**Exercise details**
Restate each entry word for word. Keep every detail intact.

**Material for this exercise**
-- Opening Marker --

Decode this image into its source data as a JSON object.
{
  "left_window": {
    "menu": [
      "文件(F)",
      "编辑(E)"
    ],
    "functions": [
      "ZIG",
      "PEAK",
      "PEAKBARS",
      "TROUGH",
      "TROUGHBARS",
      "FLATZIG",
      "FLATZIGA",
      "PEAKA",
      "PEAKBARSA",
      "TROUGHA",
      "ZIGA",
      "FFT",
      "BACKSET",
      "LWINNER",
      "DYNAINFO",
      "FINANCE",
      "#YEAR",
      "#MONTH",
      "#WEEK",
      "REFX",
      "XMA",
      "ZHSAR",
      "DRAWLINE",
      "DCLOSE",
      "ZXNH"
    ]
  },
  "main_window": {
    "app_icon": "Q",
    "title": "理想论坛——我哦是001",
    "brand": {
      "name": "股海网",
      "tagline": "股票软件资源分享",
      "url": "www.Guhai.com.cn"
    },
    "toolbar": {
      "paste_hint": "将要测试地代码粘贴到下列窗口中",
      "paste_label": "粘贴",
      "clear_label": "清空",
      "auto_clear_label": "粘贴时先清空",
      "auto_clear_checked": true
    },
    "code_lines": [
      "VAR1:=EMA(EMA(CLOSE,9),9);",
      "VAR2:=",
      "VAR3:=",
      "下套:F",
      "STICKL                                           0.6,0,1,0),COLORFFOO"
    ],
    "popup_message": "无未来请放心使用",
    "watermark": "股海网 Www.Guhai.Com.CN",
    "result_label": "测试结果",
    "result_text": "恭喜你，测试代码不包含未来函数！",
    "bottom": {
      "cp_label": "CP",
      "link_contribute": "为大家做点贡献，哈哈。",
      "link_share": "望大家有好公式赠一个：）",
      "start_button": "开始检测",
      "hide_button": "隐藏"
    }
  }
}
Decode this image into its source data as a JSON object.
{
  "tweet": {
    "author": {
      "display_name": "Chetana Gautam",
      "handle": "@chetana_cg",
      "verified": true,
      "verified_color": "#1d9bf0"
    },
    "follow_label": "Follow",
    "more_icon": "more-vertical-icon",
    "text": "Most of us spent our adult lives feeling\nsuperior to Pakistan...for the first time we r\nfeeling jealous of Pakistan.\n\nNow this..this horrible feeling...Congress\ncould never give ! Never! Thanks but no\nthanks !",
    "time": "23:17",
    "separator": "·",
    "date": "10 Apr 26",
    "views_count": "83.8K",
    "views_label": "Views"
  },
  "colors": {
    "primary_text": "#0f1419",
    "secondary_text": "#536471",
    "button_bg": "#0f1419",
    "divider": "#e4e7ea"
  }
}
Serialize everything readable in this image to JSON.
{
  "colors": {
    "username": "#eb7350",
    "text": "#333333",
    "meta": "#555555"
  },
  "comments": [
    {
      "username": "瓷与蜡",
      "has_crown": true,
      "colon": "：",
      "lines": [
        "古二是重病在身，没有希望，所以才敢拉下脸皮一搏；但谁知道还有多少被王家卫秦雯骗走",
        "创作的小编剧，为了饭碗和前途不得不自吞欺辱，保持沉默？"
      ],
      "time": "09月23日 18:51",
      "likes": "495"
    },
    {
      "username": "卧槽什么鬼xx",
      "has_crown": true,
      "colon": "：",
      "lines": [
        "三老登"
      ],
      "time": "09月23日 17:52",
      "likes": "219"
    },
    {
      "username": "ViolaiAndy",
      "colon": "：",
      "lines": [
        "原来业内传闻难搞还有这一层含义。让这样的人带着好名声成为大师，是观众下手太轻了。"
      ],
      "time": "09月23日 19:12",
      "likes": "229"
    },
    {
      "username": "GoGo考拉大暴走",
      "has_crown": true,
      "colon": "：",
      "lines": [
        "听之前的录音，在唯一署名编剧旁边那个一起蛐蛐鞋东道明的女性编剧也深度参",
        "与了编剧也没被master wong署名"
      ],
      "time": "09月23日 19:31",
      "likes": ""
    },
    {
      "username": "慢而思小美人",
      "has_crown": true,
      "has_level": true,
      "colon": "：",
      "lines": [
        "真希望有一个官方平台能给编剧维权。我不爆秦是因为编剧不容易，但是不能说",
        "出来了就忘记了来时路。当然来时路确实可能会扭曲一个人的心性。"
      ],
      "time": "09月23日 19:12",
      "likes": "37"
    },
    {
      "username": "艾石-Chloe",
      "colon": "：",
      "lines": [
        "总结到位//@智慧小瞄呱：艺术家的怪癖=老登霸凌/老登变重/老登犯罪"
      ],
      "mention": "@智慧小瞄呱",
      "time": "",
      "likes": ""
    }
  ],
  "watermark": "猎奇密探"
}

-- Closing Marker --

**Result of the task**
Decode this image into its source data as a JSON object.
{
  "left_window": {
    "menu": [
      "文件(F)",
      "编辑(E)"
    ],
    "functions": [
      "ZIG",
      "PEAK",
      "PEAKBARS",
      "TROUGH",
      "TROUGHBARS",
      "FLATZIG",
      "FLATZIGA",
      "PEAKA",
      "PEAKBARSA",
      "TROUGHA",
      "ZIGA",
      "FFT",
      "BACKSET",
      "LWINNER",
      "DYNAINFO",
      "FINANCE",
      "#YEAR",
      "#MONTH",
      "#WEEK",
      "REFX",
      "XMA",
      "ZHSAR",
      "DRAWLINE",
      "DCLOSE",
      "ZXNH"
    ]
  },
  "main_window": {
    "app_icon": "Q",
    "title": "理想论坛——我哦是001",
    "brand": {
      "name": "股海网",
      "tagline": "股票软件资源分享",
      "url": "www.Guhai.com.cn"
    },
    "toolbar": {
      "paste_hint": "将要测试地代码粘贴到下列窗口中",
      "paste_label": "粘贴",
      "clear_label": "清空",
      "auto_clear_label": "粘贴时先清空",
      "auto_clear_checked": true
    },
    "code_lines": [
      "VAR1:=EMA(EMA(CLOSE,9),9);",
      "VAR2:=",
      "VAR3:=",
      "下套:F",
      "STICKL                                           0.6,0,1,0),COLORFFOO"
    ],
    "popup_message": "无未来请放心使用",
    "watermark": "股海网 Www.Guhai.Com.CN",
    "result_label": "测试结果",
    "result_text": "恭喜你，测试代码不包含未来函数！",
    "bottom": {
      "cp_label": "CP",
      "link_contribute": "为大家做点贡献，哈哈。",
      "link_share": "望大家有好公式赠一个：）",
      "start_button": "开始检测",
      "hide_button": "隐藏"
    }
  }
}
Decode this image into its source data as a JSON object.
{
  "tweet": {
    "author": {
      "display_name": "Chetana Gautam",
      "handle": "@chetana_cg",
      "verified": true,
      "verified_color": "#1d9bf0"
    },
    "follow_label": "Follow",
    "more_icon": "more-vertical-icon",
    "text": "Most of us spent our adult lives feeling\nsuperior to Pakistan...for the first time we r\nfeeling jealous of Pakistan.\n\nNow this..this horrible feeling...Congress\ncould never give ! Never! Thanks but no\nthanks !",
    "time": "23:17",
    "separator": "·",
    "date": "10 Apr 26",
    "views_count": "83.8K",
    "views_label": "Views"
  },
  "colors": {
    "primary_text": "#0f1419",
    "secondary_text": "#536471",
    "button_bg": "#0f1419",
    "divider": "#e4e7ea"
  }
}
Serialize everything readable in this image to JSON.
{
  "colors": {
    "username": "#eb7350",
    "text": "#333333",
    "meta": "#555555"
  },
  "comments": [
    {
      "username": "瓷与蜡",
      "has_crown": true,
      "colon": "：",
      "lines": [
        "古二是重病在身，没有希望，所以才敢拉下脸皮一搏；但谁知道还有多少被王家卫秦雯骗走",
        "创作的小编剧，为了饭碗和前途不得不自吞欺辱，保持沉默？"
      ],
      "time": "09月23日 18:51",
      "likes": "495"
    },
    {
      "username": "卧槽什么鬼xx",
      "has_crown": true,
      "colon": "：",
      "lines": [
        "三老登"
      ],
      "time": "09月23日 17:52",
      "likes": "219"
    },
    {
      "username": "ViolaiAndy",
      "colon": "：",
      "lines": [
        "原来业内传闻难搞还有这一层含义。让这样的人带着好名声成为大师，是观众下手太轻了。"
      ],
      "time": "09月23日 19:12",
      "likes": "229"
    },
    {
      "username": "GoGo考拉大暴走",
      "has_crown": true,
      "colon": "：",
      "lines": [
        "听之前的录音，在唯一署名编剧旁边那个一起蛐蛐鞋东道明的女性编剧也深度参",
        "与了编剧也没被master wong署名"
      ],
      "time": "09月23日 19:31",
      "likes": ""
    },
    {
      "username": "慢而思小美人",
      "has_crown": true,
      "has_level": true,
      "colon": "：",
      "lines": [
        "真希望有一个官方平台能给编剧维权。我不爆秦是因为编剧不容易，但是不能说",
        "出来了就忘记了来时路。当然来时路确实可能会扭曲一个人的心性。"
      ],
      "time": "09月23日 19:12",
      "likes": "37"
    },
    {
      "username": "艾石-Chloe",
      "colon": "：",
      "lines": [
        "总结到位//@智慧小瞄呱：艺术家的怪癖=老登霸凌/老登变重/老登犯罪"
      ],
      "mention": "@智慧小瞄呱",
      "time": "",
      "likes": ""
    }
  ],
  "watermark": "猎奇密探"
}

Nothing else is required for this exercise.